▶ Exercise: Output all of the entries below precisely as written.
Input records: Begin
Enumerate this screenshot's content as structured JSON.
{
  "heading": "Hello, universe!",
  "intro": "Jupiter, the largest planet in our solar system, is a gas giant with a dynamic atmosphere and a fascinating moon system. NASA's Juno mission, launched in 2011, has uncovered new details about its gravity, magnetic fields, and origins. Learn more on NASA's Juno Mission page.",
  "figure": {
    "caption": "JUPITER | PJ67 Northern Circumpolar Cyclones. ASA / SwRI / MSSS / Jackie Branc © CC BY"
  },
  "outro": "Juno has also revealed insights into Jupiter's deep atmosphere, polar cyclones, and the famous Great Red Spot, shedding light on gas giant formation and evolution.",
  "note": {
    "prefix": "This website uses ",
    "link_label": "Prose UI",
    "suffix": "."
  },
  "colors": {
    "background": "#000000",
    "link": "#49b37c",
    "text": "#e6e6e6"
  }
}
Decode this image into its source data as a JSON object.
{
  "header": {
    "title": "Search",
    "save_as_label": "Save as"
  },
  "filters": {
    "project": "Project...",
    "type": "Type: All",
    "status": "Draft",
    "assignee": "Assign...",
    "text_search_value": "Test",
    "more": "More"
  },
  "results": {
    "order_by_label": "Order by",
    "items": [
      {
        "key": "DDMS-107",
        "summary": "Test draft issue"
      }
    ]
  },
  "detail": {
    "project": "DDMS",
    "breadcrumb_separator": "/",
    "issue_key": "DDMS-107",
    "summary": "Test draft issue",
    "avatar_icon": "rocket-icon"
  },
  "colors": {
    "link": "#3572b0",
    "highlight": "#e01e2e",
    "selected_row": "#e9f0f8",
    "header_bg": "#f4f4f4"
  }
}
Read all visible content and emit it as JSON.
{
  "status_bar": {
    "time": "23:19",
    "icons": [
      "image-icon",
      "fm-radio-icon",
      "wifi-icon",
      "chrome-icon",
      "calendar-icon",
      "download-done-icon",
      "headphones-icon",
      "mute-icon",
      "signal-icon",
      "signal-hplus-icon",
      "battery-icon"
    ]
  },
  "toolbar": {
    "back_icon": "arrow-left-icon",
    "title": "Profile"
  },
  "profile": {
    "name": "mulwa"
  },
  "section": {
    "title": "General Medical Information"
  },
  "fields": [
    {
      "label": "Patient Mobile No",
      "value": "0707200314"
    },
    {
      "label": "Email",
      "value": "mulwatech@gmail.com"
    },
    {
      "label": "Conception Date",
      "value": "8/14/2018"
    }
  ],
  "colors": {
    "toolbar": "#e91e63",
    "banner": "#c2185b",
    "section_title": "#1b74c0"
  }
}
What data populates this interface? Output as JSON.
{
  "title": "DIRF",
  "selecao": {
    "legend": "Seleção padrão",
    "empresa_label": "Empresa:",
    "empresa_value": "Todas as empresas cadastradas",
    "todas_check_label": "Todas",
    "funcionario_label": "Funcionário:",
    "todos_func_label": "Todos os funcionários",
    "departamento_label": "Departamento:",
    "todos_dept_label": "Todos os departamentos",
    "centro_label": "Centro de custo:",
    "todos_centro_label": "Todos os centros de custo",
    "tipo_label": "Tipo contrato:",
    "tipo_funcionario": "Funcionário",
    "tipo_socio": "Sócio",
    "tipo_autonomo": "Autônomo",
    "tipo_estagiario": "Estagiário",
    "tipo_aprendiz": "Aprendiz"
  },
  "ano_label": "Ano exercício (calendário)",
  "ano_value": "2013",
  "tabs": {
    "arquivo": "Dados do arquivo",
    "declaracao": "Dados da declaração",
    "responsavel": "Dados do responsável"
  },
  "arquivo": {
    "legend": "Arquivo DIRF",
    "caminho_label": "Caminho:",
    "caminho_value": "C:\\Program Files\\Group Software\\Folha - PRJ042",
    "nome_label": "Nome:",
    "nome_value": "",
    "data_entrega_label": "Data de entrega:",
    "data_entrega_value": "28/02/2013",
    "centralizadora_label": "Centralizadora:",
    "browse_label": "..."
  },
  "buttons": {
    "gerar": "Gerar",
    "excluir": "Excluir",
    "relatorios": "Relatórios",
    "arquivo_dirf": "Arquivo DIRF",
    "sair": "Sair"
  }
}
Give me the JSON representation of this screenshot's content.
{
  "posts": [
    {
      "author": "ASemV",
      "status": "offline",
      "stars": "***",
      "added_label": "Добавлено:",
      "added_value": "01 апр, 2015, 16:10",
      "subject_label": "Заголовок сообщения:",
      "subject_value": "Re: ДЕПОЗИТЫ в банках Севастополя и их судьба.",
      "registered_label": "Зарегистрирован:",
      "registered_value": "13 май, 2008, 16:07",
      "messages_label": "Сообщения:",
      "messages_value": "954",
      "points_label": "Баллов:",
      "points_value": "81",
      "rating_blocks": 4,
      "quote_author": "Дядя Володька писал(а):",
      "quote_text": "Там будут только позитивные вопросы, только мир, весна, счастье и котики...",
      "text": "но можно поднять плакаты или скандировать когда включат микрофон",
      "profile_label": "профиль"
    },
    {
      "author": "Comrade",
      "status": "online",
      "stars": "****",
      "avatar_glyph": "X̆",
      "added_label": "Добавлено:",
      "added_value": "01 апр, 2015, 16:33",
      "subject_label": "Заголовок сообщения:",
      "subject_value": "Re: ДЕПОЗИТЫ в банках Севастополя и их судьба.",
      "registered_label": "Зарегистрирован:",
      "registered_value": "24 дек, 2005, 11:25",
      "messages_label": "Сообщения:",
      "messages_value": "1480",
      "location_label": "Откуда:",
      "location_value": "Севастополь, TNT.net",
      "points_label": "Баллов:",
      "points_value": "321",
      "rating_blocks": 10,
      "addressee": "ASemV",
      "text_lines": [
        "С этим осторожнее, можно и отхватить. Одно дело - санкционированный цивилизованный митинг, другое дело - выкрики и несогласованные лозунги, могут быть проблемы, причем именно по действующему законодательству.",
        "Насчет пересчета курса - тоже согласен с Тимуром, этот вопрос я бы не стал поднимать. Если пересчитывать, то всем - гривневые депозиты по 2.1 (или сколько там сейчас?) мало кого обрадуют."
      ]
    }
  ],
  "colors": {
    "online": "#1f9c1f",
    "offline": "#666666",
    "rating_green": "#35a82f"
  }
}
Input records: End
▶ Output for this exercise:
Enumerate this screenshot's content as structured JSON.
{
  "heading": "Hello, universe!",
  "intro": "Jupiter, the largest planet in our solar system, is a gas giant with a dynamic atmosphere and a fascinating moon system. NASA's Juno mission, launched in 2011, has uncovered new details about its gravity, magnetic fields, and origins. Learn more on NASA's Juno Mission page.",
  "figure": {
    "caption": "JUPITER | PJ67 Northern Circumpolar Cyclones. ASA / SwRI / MSSS / Jackie Branc © CC BY"
  },
  "outro": "Juno has also revealed insights into Jupiter's deep atmosphere, polar cyclones, and the famous Great Red Spot, shedding light on gas giant formation and evolution.",
  "note": {
    "prefix": "This website uses ",
    "link_label": "Prose UI",
    "suffix": "."
  },
  "colors": {
    "background": "#000000",
    "link": "#49b37c",
    "text": "#e6e6e6"
  }
}
Decode this image into its source data as a JSON object.
{
  "header": {
    "title": "Search",
    "save_as_label": "Save as"
  },
  "filters": {
    "project": "Project...",
    "type": "Type: All",
    "status": "Draft",
    "assignee": "Assign...",
    "text_search_value": "Test",
    "more": "More"
  },
  "results": {
    "order_by_label": "Order by",
    "items": [
      {
        "key": "DDMS-107",
        "summary": "Test draft issue"
      }
    ]
  },
  "detail": {
    "project": "DDMS",
    "breadcrumb_separator": "/",
    "issue_key": "DDMS-107",
    "summary": "Test draft issue",
    "avatar_icon": "rocket-icon"
  },
  "colors": {
    "link": "#3572b0",
    "highlight": "#e01e2e",
    "selected_row": "#e9f0f8",
    "header_bg": "#f4f4f4"
  }
}
Read all visible content and emit it as JSON.
{
  "status_bar": {
    "time": "23:19",
    "icons": [
      "image-icon",
      "fm-radio-icon",
      "wifi-icon",
      "chrome-icon",
      "calendar-icon",
      "download-done-icon",
      "headphones-icon",
      "mute-icon",
      "signal-icon",
      "signal-hplus-icon",
      "battery-icon"
    ]
  },
  "toolbar": {
    "back_icon": "arrow-left-icon",
    "title": "Profile"
  },
  "profile": {
    "name": "mulwa"
  },
  "section": {
    "title": "General Medical Information"
  },
  "fields": [
    {
      "label": "Patient Mobile No",
      "value": "0707200314"
    },
    {
      "label": "Email",
      "value": "mulwatech@gmail.com"
    },
    {
      "label": "Conception Date",
      "value": "8/14/2018"
    }
  ],
  "colors": {
    "toolbar": "#e91e63",
    "banner": "#c2185b",
    "section_title": "#1b74c0"
  }
}
What data populates this interface? Output as JSON.
{
  "title": "DIRF",
  "selecao": {
    "legend": "Seleção padrão",
    "empresa_label": "Empresa:",
    "empresa_value": "Todas as empresas cadastradas",
    "todas_check_label": "Todas",
    "funcionario_label": "Funcionário:",
    "todos_func_label": "Todos os funcionários",
    "departamento_label": "Departamento:",
    "todos_dept_label": "Todos os departamentos",
    "centro_label": "Centro de custo:",
    "todos_centro_label": "Todos os centros de custo",
    "tipo_label": "Tipo contrato:",
    "tipo_funcionario": "Funcionário",
    "tipo_socio": "Sócio",
    "tipo_autonomo": "Autônomo",
    "tipo_estagiario": "Estagiário",
    "tipo_aprendiz": "Aprendiz"
  },
  "ano_label": "Ano exercício (calendário)",
  "ano_value": "2013",
  "tabs": {
    "arquivo": "Dados do arquivo",
    "declaracao": "Dados da declaração",
    "responsavel": "Dados do responsável"
  },
  "arquivo": {
    "legend": "Arquivo DIRF",
    "caminho_label": "Caminho:",
    "caminho_value": "C:\\Program Files\\Group Software\\Folha - PRJ042",
    "nome_label": "Nome:",
    "nome_value": "",
    "data_entrega_label": "Data de entrega:",
    "data_entrega_value": "28/02/2013",
    "centralizadora_label": "Centralizadora:",
    "browse_label": "..."
  },
  "buttons": {
    "gerar": "Gerar",
    "excluir": "Excluir",
    "relatorios": "Relatórios",
    "arquivo_dirf": "Arquivo DIRF",
    "sair": "Sair"
  }
}
Give me the JSON representation of this screenshot's content.
{
  "posts": [
    {
      "author": "ASemV",
      "status": "offline",
      "stars": "***",
      "added_label": "Добавлено:",
      "added_value": "01 апр, 2015, 16:10",
      "subject_label": "Заголовок сообщения:",
      "subject_value": "Re: ДЕПОЗИТЫ в банках Севастополя и их судьба.",
      "registered_label": "Зарегистрирован:",
      "registered_value": "13 май, 2008, 16:07",
      "messages_label": "Сообщения:",
      "messages_value": "954",
      "points_label": "Баллов:",
      "points_value": "81",
      "rating_blocks": 4,
      "quote_author": "Дядя Володька писал(а):",
      "quote_text": "Там будут только позитивные вопросы, только мир, весна, счастье и котики...",
      "text": "но можно поднять плакаты или скандировать когда включат микрофон",
      "profile_label": "профиль"
    },
    {
      "author": "Comrade",
      "status": "online",
      "stars": "****",
      "avatar_glyph": "X̆",
      "added_label": "Добавлено:",
      "added_value": "01 апр, 2015, 16:33",
      "subject_label": "Заголовок сообщения:",
      "subject_value": "Re: ДЕПОЗИТЫ в банках Севастополя и их судьба.",
      "registered_label": "Зарегистрирован:",
      "registered_value": "24 дек, 2005, 11:25",
      "messages_label": "Сообщения:",
      "messages_value": "1480",
      "location_label": "Откуда:",
      "location_value": "Севастополь, TNT.net",
      "points_label": "Баллов:",
      "points_value": "321",
      "rating_blocks": 10,
      "addressee": "ASemV",
      "text_lines": [
        "С этим осторожнее, можно и отхватить. Одно дело - санкционированный цивилизованный митинг, другое дело - выкрики и несогласованные лозунги, могут быть проблемы, причем именно по действующему законодательству.",
        "Насчет пересчета курса - тоже согласен с Тимуром, этот вопрос я бы не стал поднимать. Если пересчитывать, то всем - гривневые депозиты по 2.1 (или сколько там сейчас?) мало кого обрадуют."
      ]
    }
  ],
  "colors": {
    "online": "#1f9c1f",
    "offline": "#666666",
    "rating_green": "#35a82f"
  }
}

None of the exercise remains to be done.